#### [YOUR OBJECTIVE]
From the entries below, tally how many lines contain "JSON" and report only that figure.

Content starts

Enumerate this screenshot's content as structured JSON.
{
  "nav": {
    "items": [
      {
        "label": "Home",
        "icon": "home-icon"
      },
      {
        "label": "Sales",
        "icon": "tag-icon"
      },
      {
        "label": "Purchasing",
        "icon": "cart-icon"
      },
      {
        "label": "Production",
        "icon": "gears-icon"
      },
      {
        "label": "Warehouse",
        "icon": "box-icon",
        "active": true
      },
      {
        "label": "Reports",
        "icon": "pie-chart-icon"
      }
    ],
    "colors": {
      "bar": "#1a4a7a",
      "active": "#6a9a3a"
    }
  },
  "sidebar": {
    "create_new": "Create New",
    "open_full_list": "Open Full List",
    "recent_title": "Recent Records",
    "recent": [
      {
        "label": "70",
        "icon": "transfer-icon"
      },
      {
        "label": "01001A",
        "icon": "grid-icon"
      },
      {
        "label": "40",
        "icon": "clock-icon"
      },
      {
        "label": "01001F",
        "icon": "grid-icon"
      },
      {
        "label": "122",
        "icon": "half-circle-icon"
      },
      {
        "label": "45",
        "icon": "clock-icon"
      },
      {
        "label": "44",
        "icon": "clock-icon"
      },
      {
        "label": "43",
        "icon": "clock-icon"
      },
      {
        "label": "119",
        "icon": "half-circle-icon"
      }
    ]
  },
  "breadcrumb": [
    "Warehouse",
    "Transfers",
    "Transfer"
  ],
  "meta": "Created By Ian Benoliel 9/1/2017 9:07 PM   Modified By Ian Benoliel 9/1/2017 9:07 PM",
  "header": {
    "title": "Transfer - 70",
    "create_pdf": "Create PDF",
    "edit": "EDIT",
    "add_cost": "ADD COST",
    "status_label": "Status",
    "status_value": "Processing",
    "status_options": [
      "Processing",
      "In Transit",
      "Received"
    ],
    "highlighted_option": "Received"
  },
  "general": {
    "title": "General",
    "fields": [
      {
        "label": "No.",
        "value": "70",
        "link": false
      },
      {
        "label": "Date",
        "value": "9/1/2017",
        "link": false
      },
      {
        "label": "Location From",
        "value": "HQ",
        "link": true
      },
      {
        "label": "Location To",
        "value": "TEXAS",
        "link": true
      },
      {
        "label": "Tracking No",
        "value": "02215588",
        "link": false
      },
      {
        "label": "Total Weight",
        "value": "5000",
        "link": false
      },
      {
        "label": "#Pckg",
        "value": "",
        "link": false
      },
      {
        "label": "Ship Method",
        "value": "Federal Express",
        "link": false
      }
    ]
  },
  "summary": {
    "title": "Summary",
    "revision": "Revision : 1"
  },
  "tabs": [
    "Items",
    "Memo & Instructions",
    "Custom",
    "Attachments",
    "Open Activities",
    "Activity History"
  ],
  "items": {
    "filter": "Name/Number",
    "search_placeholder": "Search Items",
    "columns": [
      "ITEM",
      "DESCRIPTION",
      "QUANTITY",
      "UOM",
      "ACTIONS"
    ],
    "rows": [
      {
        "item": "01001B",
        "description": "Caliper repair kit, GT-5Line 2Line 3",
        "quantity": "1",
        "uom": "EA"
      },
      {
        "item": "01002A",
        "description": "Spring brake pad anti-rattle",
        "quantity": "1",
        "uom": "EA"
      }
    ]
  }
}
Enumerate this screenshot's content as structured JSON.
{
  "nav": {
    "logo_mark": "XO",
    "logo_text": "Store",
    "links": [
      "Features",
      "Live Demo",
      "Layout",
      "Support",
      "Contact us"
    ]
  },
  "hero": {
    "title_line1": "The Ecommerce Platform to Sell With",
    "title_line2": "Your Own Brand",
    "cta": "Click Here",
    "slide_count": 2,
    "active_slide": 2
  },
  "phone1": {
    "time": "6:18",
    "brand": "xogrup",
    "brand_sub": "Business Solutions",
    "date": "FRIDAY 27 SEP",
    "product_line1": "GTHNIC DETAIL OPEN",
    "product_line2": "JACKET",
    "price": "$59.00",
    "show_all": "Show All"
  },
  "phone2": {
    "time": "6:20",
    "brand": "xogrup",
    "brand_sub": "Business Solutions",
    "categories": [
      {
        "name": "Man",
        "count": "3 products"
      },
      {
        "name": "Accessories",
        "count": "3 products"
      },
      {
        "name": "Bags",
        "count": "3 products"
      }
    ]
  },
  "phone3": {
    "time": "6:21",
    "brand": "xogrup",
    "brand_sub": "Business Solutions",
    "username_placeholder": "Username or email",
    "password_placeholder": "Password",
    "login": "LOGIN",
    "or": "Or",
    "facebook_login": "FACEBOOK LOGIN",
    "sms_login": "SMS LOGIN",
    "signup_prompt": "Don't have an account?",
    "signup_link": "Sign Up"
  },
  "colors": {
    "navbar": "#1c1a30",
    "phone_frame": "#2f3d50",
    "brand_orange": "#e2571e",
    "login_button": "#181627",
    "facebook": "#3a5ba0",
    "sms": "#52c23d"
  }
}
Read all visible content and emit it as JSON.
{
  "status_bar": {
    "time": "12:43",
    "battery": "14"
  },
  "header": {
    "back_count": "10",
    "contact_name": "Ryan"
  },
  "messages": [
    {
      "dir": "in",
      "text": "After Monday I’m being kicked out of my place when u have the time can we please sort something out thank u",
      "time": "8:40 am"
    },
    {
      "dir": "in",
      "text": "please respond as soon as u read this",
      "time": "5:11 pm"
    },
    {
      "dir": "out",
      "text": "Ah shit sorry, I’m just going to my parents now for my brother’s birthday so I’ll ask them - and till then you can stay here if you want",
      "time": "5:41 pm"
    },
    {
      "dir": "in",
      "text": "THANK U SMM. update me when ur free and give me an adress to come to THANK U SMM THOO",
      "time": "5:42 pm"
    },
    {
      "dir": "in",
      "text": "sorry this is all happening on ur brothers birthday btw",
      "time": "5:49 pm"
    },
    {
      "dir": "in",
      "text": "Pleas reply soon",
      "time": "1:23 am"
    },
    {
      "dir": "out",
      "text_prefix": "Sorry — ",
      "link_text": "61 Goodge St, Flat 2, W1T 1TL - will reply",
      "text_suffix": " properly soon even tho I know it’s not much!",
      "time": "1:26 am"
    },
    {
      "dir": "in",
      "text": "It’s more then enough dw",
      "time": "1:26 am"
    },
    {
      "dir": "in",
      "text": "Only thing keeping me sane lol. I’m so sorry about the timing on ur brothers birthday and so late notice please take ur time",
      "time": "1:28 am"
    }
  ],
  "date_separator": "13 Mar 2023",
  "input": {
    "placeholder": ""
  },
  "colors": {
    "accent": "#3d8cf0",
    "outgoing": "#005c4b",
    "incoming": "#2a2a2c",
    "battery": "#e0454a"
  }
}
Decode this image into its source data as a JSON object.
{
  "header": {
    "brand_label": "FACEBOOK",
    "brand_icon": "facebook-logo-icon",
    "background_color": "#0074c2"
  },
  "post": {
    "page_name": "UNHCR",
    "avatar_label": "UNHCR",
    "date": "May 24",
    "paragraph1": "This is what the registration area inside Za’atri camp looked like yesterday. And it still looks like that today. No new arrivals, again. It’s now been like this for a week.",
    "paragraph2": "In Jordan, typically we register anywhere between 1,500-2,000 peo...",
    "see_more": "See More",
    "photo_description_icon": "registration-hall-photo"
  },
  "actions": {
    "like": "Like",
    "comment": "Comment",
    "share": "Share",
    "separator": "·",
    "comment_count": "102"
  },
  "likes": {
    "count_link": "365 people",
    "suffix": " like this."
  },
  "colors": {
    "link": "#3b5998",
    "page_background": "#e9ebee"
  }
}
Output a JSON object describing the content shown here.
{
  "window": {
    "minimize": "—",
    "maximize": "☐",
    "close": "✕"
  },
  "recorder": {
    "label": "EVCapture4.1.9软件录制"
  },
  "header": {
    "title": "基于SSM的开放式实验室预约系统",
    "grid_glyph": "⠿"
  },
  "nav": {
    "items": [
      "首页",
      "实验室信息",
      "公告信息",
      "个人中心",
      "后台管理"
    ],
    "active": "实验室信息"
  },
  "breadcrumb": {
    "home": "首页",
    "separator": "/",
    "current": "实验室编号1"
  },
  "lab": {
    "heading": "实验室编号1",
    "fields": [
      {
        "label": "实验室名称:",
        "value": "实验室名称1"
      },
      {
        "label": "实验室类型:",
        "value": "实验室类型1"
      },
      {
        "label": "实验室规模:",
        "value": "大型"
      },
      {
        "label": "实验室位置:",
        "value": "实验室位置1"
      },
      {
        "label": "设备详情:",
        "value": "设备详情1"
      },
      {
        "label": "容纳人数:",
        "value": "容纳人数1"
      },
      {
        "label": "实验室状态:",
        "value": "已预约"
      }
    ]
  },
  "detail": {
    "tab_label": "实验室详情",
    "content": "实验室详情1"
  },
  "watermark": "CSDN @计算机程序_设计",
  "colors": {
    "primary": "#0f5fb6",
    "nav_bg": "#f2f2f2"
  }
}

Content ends

#### [EXERCISE SOLUTION]
5